Problem description:
Pull every line containing "that" from the entries.

Records provided:
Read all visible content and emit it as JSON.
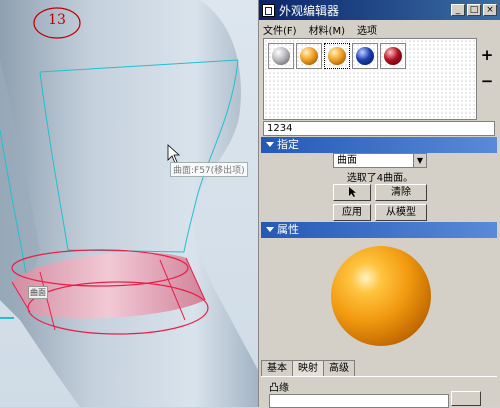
{
  "viewport": {
    "step_number": "13",
    "tooltip": "曲面:F57(移出项)",
    "surface_tag": "曲面",
    "colors": {
      "model": "#c7d3de",
      "highlight": "#e8204a",
      "edges": "#20c0d0"
    }
  },
  "dialog": {
    "title": "外观编辑器",
    "window_buttons": [
      "_",
      "□",
      "×"
    ],
    "menu": [
      "文件(F)",
      "材料(M)",
      "选项"
    ],
    "swatches": [
      {
        "name": "grey",
        "color": "#b8b8c0"
      },
      {
        "name": "orange",
        "color": "#f0a020"
      },
      {
        "name": "orange-2",
        "color": "#f0a020"
      },
      {
        "name": "blue",
        "color": "#1a3fb0"
      },
      {
        "name": "red",
        "color": "#b01020"
      }
    ],
    "side_tools": [
      "+",
      "−"
    ],
    "name_value": "1234",
    "assign": {
      "header": "指定",
      "dropdown_value": "曲面",
      "status": "选取了4曲面。",
      "clear_label": "清除",
      "apply_label": "应用",
      "from_model_label": "从模型"
    },
    "properties": {
      "header": "属性",
      "preview_color": "#f29a10"
    },
    "tabs": [
      "基本",
      "映射",
      "高级"
    ],
    "active_tab": "映射",
    "group_label": "凸缘"
  }
}
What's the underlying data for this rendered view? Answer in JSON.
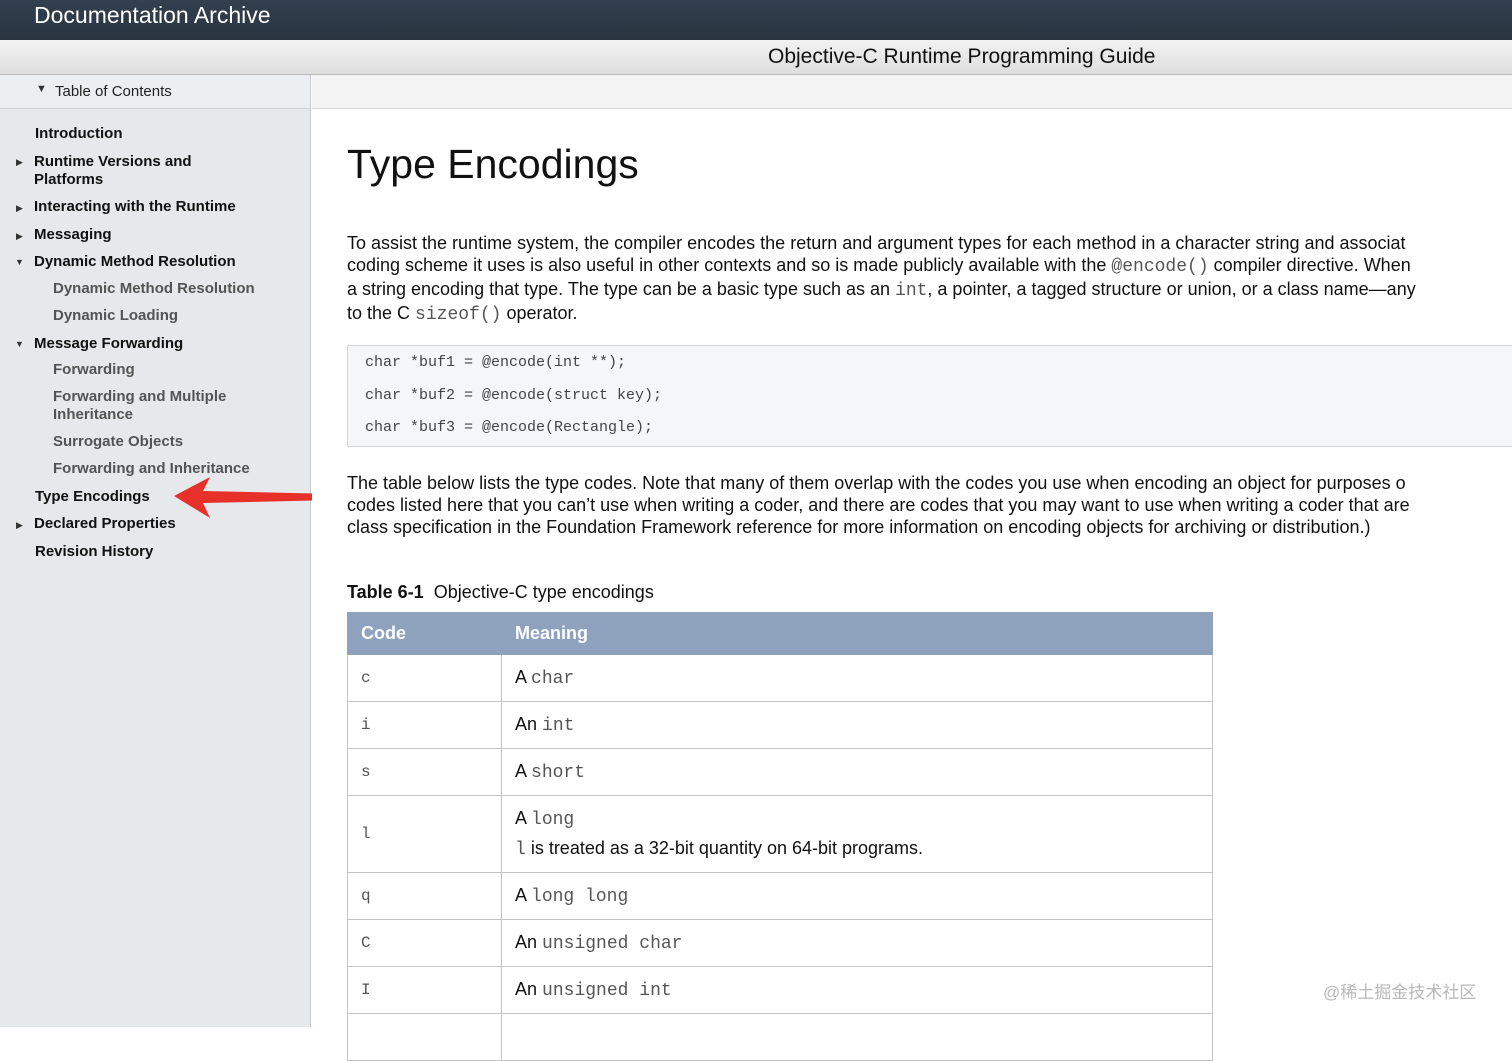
{
  "topbar": {
    "title": "Documentation Archive"
  },
  "guide": {
    "title": "Objective-C Runtime Programming Guide"
  },
  "sidebar": {
    "toc_label": "Table of Contents",
    "items": [
      {
        "label": "Introduction"
      },
      {
        "label": "Runtime Versions and",
        "label2": "Platforms"
      },
      {
        "label": "Interacting with the Runtime"
      },
      {
        "label": "Messaging"
      },
      {
        "label": "Dynamic Method Resolution"
      },
      {
        "label": "Dynamic Method Resolution"
      },
      {
        "label": "Dynamic Loading"
      },
      {
        "label": "Message Forwarding"
      },
      {
        "label": "Forwarding"
      },
      {
        "label": "Forwarding and Multiple",
        "label2": "Inheritance"
      },
      {
        "label": "Surrogate Objects"
      },
      {
        "label": "Forwarding and Inheritance"
      },
      {
        "label": "Type Encodings"
      },
      {
        "label": "Declared Properties"
      },
      {
        "label": "Revision History"
      }
    ]
  },
  "main": {
    "title": "Type Encodings",
    "intro": {
      "l1": "To assist the runtime system, the compiler encodes the return and argument types for each method in a character string and associat",
      "l2a": "coding scheme it uses is also useful in other contexts and so is made publicly available with the ",
      "l2code": "@encode()",
      "l2b": " compiler directive. When",
      "l3a": "a string encoding that type. The type can be a basic type such as an ",
      "l3code": "int",
      "l3b": ", a pointer, a tagged structure or union, or a class name—any",
      "l4a": "to the C ",
      "l4code": "sizeof()",
      "l4b": " operator."
    },
    "code_lines": [
      "char *buf1 = @encode(int **);",
      "char *buf2 = @encode(struct key);",
      "char *buf3 = @encode(Rectangle);"
    ],
    "para2": {
      "l1": "The table below lists the type codes. Note that many of them overlap with the codes you use when encoding an object for purposes o",
      "l2": "codes listed here that you can’t use when writing a coder, and there are codes that you may want to use when writing a coder that are",
      "l3": "class specification in the Foundation Framework reference for more information on encoding objects for archiving or distribution.)"
    },
    "table": {
      "caption_num": "Table 6-1",
      "caption_text": "Objective-C type encodings",
      "headers": [
        "Code",
        "Meaning"
      ],
      "rows": [
        {
          "code": "c",
          "art": "A",
          "type": "char"
        },
        {
          "code": "i",
          "art": "An",
          "type": "int"
        },
        {
          "code": "s",
          "art": "A",
          "type": "short"
        },
        {
          "code": "l",
          "art": "A",
          "type": "long",
          "note_code": "l",
          "note": " is treated as a 32-bit quantity on 64-bit programs."
        },
        {
          "code": "q",
          "art": "A",
          "type": "long long"
        },
        {
          "code": "C",
          "art": "An",
          "type": "unsigned char"
        },
        {
          "code": "I",
          "art": "An",
          "type": "unsigned int"
        }
      ]
    }
  },
  "watermark": "@稀土掘金技术社区",
  "colors": {
    "accent_arrow": "#e8302a",
    "table_header": "#8ea1bd",
    "topbar": "#2f3a48"
  }
}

Solution to this problem:
      "l3a": "a string encoding that type. The type can be a basic type such as an ",
      "l1": "The table below lists the type codes. Note that many of them overlap with the codes you use when encoding an object for purposes o",
      "l2": "codes listed here that you can’t use when writing a coder, and there are codes that you may want to use when writing a coder that are",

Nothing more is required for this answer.